»»

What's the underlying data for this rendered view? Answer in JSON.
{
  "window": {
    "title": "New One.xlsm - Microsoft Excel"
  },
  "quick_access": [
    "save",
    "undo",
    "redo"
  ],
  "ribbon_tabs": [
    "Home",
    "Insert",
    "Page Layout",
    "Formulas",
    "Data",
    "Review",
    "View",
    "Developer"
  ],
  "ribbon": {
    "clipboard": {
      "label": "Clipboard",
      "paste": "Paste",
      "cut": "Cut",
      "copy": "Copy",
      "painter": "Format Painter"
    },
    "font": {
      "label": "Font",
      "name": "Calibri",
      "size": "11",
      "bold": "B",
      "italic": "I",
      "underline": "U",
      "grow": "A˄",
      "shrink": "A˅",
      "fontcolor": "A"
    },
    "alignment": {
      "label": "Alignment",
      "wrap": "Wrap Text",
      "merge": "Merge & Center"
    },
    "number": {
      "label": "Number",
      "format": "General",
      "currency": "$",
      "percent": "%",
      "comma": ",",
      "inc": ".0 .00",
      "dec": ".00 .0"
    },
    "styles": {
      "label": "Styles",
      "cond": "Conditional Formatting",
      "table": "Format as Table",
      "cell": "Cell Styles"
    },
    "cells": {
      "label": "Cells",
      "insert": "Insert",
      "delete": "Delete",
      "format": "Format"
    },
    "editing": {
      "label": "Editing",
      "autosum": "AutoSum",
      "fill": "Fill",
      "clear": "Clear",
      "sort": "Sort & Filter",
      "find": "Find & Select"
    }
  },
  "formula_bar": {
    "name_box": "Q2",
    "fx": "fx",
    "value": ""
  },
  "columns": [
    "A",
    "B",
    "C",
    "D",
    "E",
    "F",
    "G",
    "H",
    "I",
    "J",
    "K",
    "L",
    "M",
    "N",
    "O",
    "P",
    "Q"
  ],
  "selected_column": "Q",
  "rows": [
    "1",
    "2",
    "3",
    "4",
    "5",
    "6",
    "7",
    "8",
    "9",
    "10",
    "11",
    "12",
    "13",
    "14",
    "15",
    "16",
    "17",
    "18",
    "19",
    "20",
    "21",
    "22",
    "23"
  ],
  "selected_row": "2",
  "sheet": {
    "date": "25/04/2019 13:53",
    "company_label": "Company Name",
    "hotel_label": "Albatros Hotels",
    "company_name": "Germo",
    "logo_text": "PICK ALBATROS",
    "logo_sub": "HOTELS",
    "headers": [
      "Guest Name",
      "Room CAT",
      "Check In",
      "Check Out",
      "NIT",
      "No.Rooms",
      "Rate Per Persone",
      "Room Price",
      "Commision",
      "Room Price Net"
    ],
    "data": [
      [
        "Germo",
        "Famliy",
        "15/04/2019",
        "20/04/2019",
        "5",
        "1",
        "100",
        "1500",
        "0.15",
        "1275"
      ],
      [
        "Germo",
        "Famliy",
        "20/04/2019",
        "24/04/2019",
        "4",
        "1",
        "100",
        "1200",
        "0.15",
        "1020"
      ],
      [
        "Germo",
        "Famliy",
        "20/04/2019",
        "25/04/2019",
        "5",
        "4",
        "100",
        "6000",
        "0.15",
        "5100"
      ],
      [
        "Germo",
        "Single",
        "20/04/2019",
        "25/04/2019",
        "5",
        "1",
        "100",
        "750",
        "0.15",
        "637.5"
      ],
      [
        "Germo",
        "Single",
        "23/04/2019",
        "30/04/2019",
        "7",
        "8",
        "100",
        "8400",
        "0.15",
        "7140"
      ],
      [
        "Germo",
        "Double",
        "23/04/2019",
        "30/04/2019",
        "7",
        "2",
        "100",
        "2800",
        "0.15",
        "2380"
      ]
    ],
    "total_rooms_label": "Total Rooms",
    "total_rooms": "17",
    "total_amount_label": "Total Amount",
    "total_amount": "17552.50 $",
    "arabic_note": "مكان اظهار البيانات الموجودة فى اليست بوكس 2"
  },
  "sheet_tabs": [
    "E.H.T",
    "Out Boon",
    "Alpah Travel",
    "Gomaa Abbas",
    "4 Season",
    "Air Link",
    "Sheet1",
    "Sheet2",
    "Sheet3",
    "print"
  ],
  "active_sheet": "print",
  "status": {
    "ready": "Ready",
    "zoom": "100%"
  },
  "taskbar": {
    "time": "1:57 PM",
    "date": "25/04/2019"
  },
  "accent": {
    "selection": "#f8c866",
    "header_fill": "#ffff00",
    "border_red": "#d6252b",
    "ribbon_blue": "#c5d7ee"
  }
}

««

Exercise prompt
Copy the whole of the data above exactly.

Task response
What's the underlying data for this rendered view? Answer in JSON.
{
  "window": {
    "title": "New One.xlsm - Microsoft Excel"
  },
  "quick_access": [
    "save",
    "undo",
    "redo"
  ],
  "ribbon_tabs": [
    "Home",
    "Insert",
    "Page Layout",
    "Formulas",
    "Data",
    "Review",
    "View",
    "Developer"
  ],
  "ribbon": {
    "clipboard": {
      "label": "Clipboard",
      "paste": "Paste",
      "cut": "Cut",
      "copy": "Copy",
      "painter": "Format Painter"
    },
    "font": {
      "label": "Font",
      "name": "Calibri",
      "size": "11",
      "bold": "B",
      "italic": "I",
      "underline": "U",
      "grow": "A˄",
      "shrink": "A˅",
      "fontcolor": "A"
    },
    "alignment": {
      "label": "Alignment",
      "wrap": "Wrap Text",
      "merge": "Merge & Center"
    },
    "number": {
      "label": "Number",
      "format": "General",
      "currency": "$",
      "percent": "%",
      "comma": ",",
      "inc": ".0 .00",
      "dec": ".00 .0"
    },
    "styles": {
      "label": "Styles",
      "cond": "Conditional Formatting",
      "table": "Format as Table",
      "cell": "Cell Styles"
    },
    "cells": {
      "label": "Cells",
      "insert": "Insert",
      "delete": "Delete",
      "format": "Format"
    },
    "editing": {
      "label": "Editing",
      "autosum": "AutoSum",
      "fill": "Fill",
      "clear": "Clear",
      "sort": "Sort & Filter",
      "find": "Find & Select"
    }
  },
  "formula_bar": {
    "name_box": "Q2",
    "fx": "fx",
    "value": ""
  },
  "columns": [
    "A",
    "B",
    "C",
    "D",
    "E",
    "F",
    "G",
    "H",
    "I",
    "J",
    "K",
    "L",
    "M",
    "N",
    "O",
    "P",
    "Q"
  ],
  "selected_column": "Q",
  "rows": [
    "1",
    "2",
    "3",
    "4",
    "5",
    "6",
    "7",
    "8",
    "9",
    "10",
    "11",
    "12",
    "13",
    "14",
    "15",
    "16",
    "17",
    "18",
    "19",
    "20",
    "21",
    "22",
    "23"
  ],
  "selected_row": "2",
  "sheet": {
    "date": "25/04/2019 13:53",
    "company_label": "Company Name",
    "hotel_label": "Albatros Hotels",
    "company_name": "Germo",
    "logo_text": "PICK ALBATROS",
    "logo_sub": "HOTELS",
    "headers": [
      "Guest Name",
      "Room CAT",
      "Check In",
      "Check Out",
      "NIT",
      "No.Rooms",
      "Rate Per Persone",
      "Room Price",
      "Commision",
      "Room Price Net"
    ],
    "data": [
      [
        "Germo",
        "Famliy",
        "15/04/2019",
        "20/04/2019",
        "5",
        "1",
        "100",
        "1500",
        "0.15",
        "1275"
      ],
      [
        "Germo",
        "Famliy",
        "20/04/2019",
        "24/04/2019",
        "4",
        "1",
        "100",
        "1200",
        "0.15",
        "1020"
      ],
      [
        "Germo",
        "Famliy",
        "20/04/2019",
        "25/04/2019",
        "5",
        "4",
        "100",
        "6000",
        "0.15",
        "5100"
      ],
      [
        "Germo",
        "Single",
        "20/04/2019",
        "25/04/2019",
        "5",
        "1",
        "100",
        "750",
        "0.15",
        "637.5"
      ],
      [
        "Germo",
        "Single",
        "23/04/2019",
        "30/04/2019",
        "7",
        "8",
        "100",
        "8400",
        "0.15",
        "7140"
      ],
      [
        "Germo",
        "Double",
        "23/04/2019",
        "30/04/2019",
        "7",
        "2",
        "100",
        "2800",
        "0.15",
        "2380"
      ]
    ],
    "total_rooms_label": "Total Rooms",
    "total_rooms": "17",
    "total_amount_label": "Total Amount",
    "total_amount": "17552.50 $",
    "arabic_note": "مكان اظهار البيانات الموجودة فى اليست بوكس 2"
  },
  "sheet_tabs": [
    "E.H.T",
    "Out Boon",
    "Alpah Travel",
    "Gomaa Abbas",
    "4 Season",
    "Air Link",
    "Sheet1",
    "Sheet2",
    "Sheet3",
    "print"
  ],
  "active_sheet": "print",
  "status": {
    "ready": "Ready",
    "zoom": "100%"
  },
  "taskbar": {
    "time": "1:57 PM",
    "date": "25/04/2019"
  },
  "accent": {
    "selection": "#f8c866",
    "header_fill": "#ffff00",
    "border_red": "#d6252b",
    "ribbon_blue": "#c5d7ee"
  }
}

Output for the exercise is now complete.